Ancient Russian art, Russia

Old Russian art is an art that developed in the 9th-13th centuries on the territory of the Old Russian state and on the territories of ancient Russian state formations. During this period, the St. Sophia Cathedral (Kyiv) and St. Sophia Cathedral (Novgorod) were created. In a broader sense, Old Russian art refers to medieval Russian art from the 9th to the 17th centuries. Old Russian art absorbed the traditions of several cultures, including East Slavic, Byzantine and Balkan.



The history of ancient Russian art is divided into two major stages: the art of Kievan Rus (IX - the first third of the XII century) and art during the formation of the Muscovite state (the first quarter of the XVI-XVII centuries). In the artistic culture of Kievan Rus, periods are distinguished: pre-Christian, associated with the formation of the power of the Rurikids (9th - late 10th century); entry into the sphere of Byzantine Christian culture - from the Baptism of Rus' (988) to the end of the reign of Prince Vladimir Monomakh (1125); the development of art in the principalities of the period of feudal fragmentation, interrupted by the invasion of Batu in 1237 (12th - early 13th century).

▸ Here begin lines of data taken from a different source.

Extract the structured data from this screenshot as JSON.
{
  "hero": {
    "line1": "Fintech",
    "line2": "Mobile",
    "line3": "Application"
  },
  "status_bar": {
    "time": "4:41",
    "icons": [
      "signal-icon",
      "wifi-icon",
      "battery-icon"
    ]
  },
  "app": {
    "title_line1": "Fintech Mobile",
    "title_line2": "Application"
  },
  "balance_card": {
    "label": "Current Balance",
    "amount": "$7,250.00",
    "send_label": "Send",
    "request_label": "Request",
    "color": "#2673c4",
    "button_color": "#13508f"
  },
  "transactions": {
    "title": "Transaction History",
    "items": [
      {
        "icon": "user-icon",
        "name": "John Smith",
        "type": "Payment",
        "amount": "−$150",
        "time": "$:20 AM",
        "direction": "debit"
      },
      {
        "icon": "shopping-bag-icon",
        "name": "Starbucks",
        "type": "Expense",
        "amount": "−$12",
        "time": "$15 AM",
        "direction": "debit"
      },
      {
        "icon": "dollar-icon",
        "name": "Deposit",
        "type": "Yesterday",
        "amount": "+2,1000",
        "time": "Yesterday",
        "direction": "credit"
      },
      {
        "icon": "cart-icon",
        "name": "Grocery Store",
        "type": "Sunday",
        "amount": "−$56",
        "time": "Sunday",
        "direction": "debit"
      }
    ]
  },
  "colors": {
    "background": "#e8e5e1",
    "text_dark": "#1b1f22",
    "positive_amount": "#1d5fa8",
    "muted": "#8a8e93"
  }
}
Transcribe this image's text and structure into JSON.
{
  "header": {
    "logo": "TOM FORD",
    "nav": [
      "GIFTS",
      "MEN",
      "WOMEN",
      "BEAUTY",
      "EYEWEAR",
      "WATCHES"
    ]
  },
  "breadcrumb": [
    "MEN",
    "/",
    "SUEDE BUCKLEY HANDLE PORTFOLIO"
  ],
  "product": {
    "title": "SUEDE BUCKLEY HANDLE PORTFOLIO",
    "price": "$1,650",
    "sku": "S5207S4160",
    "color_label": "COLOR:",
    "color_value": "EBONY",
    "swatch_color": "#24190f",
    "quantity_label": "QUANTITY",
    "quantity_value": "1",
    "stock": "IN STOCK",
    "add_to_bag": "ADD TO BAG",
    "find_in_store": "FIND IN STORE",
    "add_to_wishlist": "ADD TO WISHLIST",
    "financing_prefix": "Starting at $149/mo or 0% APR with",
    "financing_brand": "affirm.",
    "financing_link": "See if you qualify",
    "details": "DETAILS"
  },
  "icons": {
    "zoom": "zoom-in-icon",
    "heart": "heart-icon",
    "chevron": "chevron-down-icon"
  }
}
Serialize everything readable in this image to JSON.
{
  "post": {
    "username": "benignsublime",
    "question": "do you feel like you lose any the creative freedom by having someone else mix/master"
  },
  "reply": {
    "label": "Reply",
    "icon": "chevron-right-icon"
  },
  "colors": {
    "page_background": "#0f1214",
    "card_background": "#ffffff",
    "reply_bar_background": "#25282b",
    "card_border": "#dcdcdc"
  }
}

Pre-Christian period (IX - late X century)

From this period, mainly works of decorative and applied art have survived, indicating a high level of development of artistic crafts, for example, turya horns with silver inlays in animal style from the Black Grave in Chernihiv, 10th century. Under the influence of paganism, the ancient Slavs embodied mythological images of natural elements in their work. These mythological images - images of the sun, horse, bird, flower, etc., are preserved in folk art to this day. One of the types of embodiment of mythological images was the temples (sanctuaries), where they erected idols (stone or wooden statues) of revered gods: Perun, Khors, Stribog, Simargl, Mokosh, etc. The temples could have an oval shape (Kiev, c. 980) or multi-petal, associated with the symbolism of the sun (Peryn, near Novgorod).


Christian period (XI century - XII century)

The baptism of Rus' strengthened the ties of Rus' with the countries of the Christian world, both in political and cultural aspects. Byzantium, as a state with a huge cultural "baggage", had a strong influence on many aspects of Russian art and enriched it with new images and techniques. Byzantine masters who arrived in Rus' contributed to the rapid development of architecture (including temple architecture), icon painting, and book miniatures. Wooden Christian churches were built already in 989; The first large stone temple in Kyiv was the court church of the Tithes (990-996), already erected by architects from Byzantium (not preserved).

An outstanding architectural monument of this period is the Cathedral of St. Sophia (God's Wisdom) in Kiev, which was founded in 1037 by Prince Yaroslav the Wise - a huge five-nave cross-domed church with two stair towers, surrounded on three sides by two-story galleries and crowned with 13 domes. The cathedral emphasized the successive connection with the center of the Orthodox world - the church of St. Sophia of Constantinople. Plinth was used as a building material, often used in Byzantine buildings. Mosaics and frescoes decorating the temple (1040s) were made by Byzantine masters and their Russian students. The solemn and majestic mosaic image of Our Lady Oranta (Praying) in the central apse received the name "Indestructible Wall" in Rus'.

At the beginning of the 12th century, the strict solemnity of the picturesque decoration of St. Sophia of Kiev was replaced by more refined and contemplative images (mosaics and frescoes of the St. Michael's Golden-Domed Monastery in Kiev, c. 1113). During the reign of Vladimir Monomakh, the icon of Our Lady of Vladimir was brought to Rus', which is considered an outstanding monument of Byzantine icon painting, which became a model of icon painting for Russian masters.

Temples built at the turn of the 11th-12th centuries in Kyiv, Chernigov, Pereyaslavl and other cities are already smaller in size and their architectural forms are smoother, and the interior space is more cohesive and visible. The largest center of artistic life of that time was Novgorod, where in the 12th century. democratic government (the power of the people's council) was formed. Novgorod culture was distinguished by simplicity, strict laconism of forms, which was also reflected in architecture: the Cathedral of St. Sophia, 1045-50; Nikolsky Cathedral at Yaroslav's Court, 1113; St. George's Cathedral of the Yuriev Monastery, 1119, full-blooded images, contrasting colors in monumental painting and icon painting.